Every line of the listing is to be printed again exactly.

Top of MATERIAL FOR THIS TASK

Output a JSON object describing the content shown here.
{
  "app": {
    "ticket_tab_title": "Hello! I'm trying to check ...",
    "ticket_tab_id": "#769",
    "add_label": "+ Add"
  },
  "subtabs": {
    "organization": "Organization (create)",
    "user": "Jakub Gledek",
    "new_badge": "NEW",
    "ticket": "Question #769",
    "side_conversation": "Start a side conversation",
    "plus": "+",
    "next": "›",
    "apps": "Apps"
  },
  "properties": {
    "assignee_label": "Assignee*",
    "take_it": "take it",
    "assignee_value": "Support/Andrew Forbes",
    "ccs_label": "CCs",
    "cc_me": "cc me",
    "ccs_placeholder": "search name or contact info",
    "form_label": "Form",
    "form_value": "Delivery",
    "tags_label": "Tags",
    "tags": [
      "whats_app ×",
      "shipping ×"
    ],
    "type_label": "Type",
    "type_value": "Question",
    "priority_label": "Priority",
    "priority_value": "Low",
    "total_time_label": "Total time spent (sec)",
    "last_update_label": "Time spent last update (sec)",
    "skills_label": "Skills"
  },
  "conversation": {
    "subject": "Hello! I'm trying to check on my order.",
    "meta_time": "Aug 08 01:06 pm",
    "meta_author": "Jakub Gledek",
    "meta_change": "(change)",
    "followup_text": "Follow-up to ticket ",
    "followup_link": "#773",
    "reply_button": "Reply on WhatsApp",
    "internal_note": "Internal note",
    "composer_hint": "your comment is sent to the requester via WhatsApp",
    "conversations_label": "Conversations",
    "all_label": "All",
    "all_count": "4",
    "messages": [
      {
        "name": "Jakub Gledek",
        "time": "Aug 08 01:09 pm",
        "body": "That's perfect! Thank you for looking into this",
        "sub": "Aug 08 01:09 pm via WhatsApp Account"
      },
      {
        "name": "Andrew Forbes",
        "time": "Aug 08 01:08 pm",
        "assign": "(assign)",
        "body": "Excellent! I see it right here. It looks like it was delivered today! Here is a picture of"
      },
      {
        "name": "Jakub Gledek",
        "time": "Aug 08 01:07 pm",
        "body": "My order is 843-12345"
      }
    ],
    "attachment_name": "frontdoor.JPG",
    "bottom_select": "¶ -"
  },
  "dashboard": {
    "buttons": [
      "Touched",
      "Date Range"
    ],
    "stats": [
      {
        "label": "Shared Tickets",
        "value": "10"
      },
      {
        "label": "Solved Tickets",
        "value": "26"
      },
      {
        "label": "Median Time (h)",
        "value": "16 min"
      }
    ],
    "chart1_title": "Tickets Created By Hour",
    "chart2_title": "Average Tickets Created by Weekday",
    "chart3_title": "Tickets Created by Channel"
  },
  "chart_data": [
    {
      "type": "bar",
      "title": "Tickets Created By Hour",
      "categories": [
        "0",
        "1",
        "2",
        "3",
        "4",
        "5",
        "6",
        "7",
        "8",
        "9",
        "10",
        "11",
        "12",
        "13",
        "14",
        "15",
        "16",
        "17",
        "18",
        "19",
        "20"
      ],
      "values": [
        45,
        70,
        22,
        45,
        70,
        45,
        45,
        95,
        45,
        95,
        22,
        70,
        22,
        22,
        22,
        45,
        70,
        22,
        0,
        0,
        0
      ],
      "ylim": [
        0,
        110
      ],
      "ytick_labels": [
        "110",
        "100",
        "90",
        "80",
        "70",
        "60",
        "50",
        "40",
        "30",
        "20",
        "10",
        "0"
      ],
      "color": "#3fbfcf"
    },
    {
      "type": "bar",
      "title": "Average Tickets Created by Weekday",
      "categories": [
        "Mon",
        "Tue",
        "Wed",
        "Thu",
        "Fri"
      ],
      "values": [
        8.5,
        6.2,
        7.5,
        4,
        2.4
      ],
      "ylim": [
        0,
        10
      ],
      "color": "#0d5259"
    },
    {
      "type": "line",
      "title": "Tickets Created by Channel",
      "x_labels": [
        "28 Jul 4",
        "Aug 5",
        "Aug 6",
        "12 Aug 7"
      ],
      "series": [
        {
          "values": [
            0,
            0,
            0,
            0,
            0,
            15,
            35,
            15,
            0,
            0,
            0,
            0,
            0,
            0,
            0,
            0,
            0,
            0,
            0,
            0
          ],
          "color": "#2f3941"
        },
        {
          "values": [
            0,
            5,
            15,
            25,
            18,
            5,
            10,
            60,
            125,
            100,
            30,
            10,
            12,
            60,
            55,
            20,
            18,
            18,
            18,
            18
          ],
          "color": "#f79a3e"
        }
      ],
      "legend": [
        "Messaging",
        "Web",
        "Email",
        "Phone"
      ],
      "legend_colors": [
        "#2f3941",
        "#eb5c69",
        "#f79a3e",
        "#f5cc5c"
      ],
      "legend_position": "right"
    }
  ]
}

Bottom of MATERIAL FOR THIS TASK

TASK ANSWER
Output a JSON object describing the content shown here.
{
  "app": {
    "ticket_tab_title": "Hello! I'm trying to check ...",
    "ticket_tab_id": "#769",
    "add_label": "+ Add"
  },
  "subtabs": {
    "organization": "Organization (create)",
    "user": "Jakub Gledek",
    "new_badge": "NEW",
    "ticket": "Question #769",
    "side_conversation": "Start a side conversation",
    "plus": "+",
    "next": "›",
    "apps": "Apps"
  },
  "properties": {
    "assignee_label": "Assignee*",
    "take_it": "take it",
    "assignee_value": "Support/Andrew Forbes",
    "ccs_label": "CCs",
    "cc_me": "cc me",
    "ccs_placeholder": "search name or contact info",
    "form_label": "Form",
    "form_value": "Delivery",
    "tags_label": "Tags",
    "tags": [
      "whats_app ×",
      "shipping ×"
    ],
    "type_label": "Type",
    "type_value": "Question",
    "priority_label": "Priority",
    "priority_value": "Low",
    "total_time_label": "Total time spent (sec)",
    "last_update_label": "Time spent last update (sec)",
    "skills_label": "Skills"
  },
  "conversation": {
    "subject": "Hello! I'm trying to check on my order.",
    "meta_time": "Aug 08 01:06 pm",
    "meta_author": "Jakub Gledek",
    "meta_change": "(change)",
    "followup_text": "Follow-up to ticket ",
    "followup_link": "#773",
    "reply_button": "Reply on WhatsApp",
    "internal_note": "Internal note",
    "composer_hint": "your comment is sent to the requester via WhatsApp",
    "conversations_label": "Conversations",
    "all_label": "All",
    "all_count": "4",
    "messages": [
      {
        "name": "Jakub Gledek",
        "time": "Aug 08 01:09 pm",
        "body": "That's perfect! Thank you for looking into this",
        "sub": "Aug 08 01:09 pm via WhatsApp Account"
      },
      {
        "name": "Andrew Forbes",
        "time": "Aug 08 01:08 pm",
        "assign": "(assign)",
        "body": "Excellent! I see it right here. It looks like it was delivered today! Here is a picture of"
      },
      {
        "name": "Jakub Gledek",
        "time": "Aug 08 01:07 pm",
        "body": "My order is 843-12345"
      }
    ],
    "attachment_name": "frontdoor.JPG",
    "bottom_select": "¶ -"
  },
  "dashboard": {
    "buttons": [
      "Touched",
      "Date Range"
    ],
    "stats": [
      {
        "label": "Shared Tickets",
        "value": "10"
      },
      {
        "label": "Solved Tickets",
        "value": "26"
      },
      {
        "label": "Median Time (h)",
        "value": "16 min"
      }
    ],
    "chart1_title": "Tickets Created By Hour",
    "chart2_title": "Average Tickets Created by Weekday",
    "chart3_title": "Tickets Created by Channel"
  },
  "chart_data": [
    {
      "type": "bar",
      "title": "Tickets Created By Hour",
      "categories": [
        "0",
        "1",
        "2",
        "3",
        "4",
        "5",
        "6",
        "7",
        "8",
        "9",
        "10",
        "11",
        "12",
        "13",
        "14",
        "15",
        "16",
        "17",
        "18",
        "19",
        "20"
      ],
      "values": [
        45,
        70,
        22,
        45,
        70,
        45,
        45,
        95,
        45,
        95,
        22,
        70,
        22,
        22,
        22,
        45,
        70,
        22,
        0,
        0,
        0
      ],
      "ylim": [
        0,
        110
      ],
      "ytick_labels": [
        "110",
        "100",
        "90",
        "80",
        "70",
        "60",
        "50",
        "40",
        "30",
        "20",
        "10",
        "0"
      ],
      "color": "#3fbfcf"
    },
    {
      "type": "bar",
      "title": "Average Tickets Created by Weekday",
      "categories": [
        "Mon",
        "Tue",
        "Wed",
        "Thu",
        "Fri"
      ],
      "values": [
        8.5,
        6.2,
        7.5,
        4,
        2.4
      ],
      "ylim": [
        0,
        10
      ],
      "color": "#0d5259"
    },
    {
      "type": "line",
      "title": "Tickets Created by Channel",
      "x_labels": [
        "28 Jul 4",
        "Aug 5",
        "Aug 6",
        "12 Aug 7"
      ],
      "series": [
        {
          "values": [
            0,
            0,
            0,
            0,
            0,
            15,
            35,
            15,
            0,
            0,
            0,
            0,
            0,
            0,
            0,
            0,
            0,
            0,
            0,
            0
          ],
          "color": "#2f3941"
        },
        {
          "values": [
            0,
            5,
            15,
            25,
            18,
            5,
            10,
            60,
            125,
            100,
            30,
            10,
            12,
            60,
            55,
            20,
            18,
            18,
            18,
            18
          ],
          "color": "#f79a3e"
        }
      ],
      "legend": [
        "Messaging",
        "Web",
        "Email",
        "Phone"
      ],
      "legend_colors": [
        "#2f3941",
        "#eb5c69",
        "#f79a3e",
        "#f5cc5c"
      ],
      "legend_position": "right"
    }
  ]
}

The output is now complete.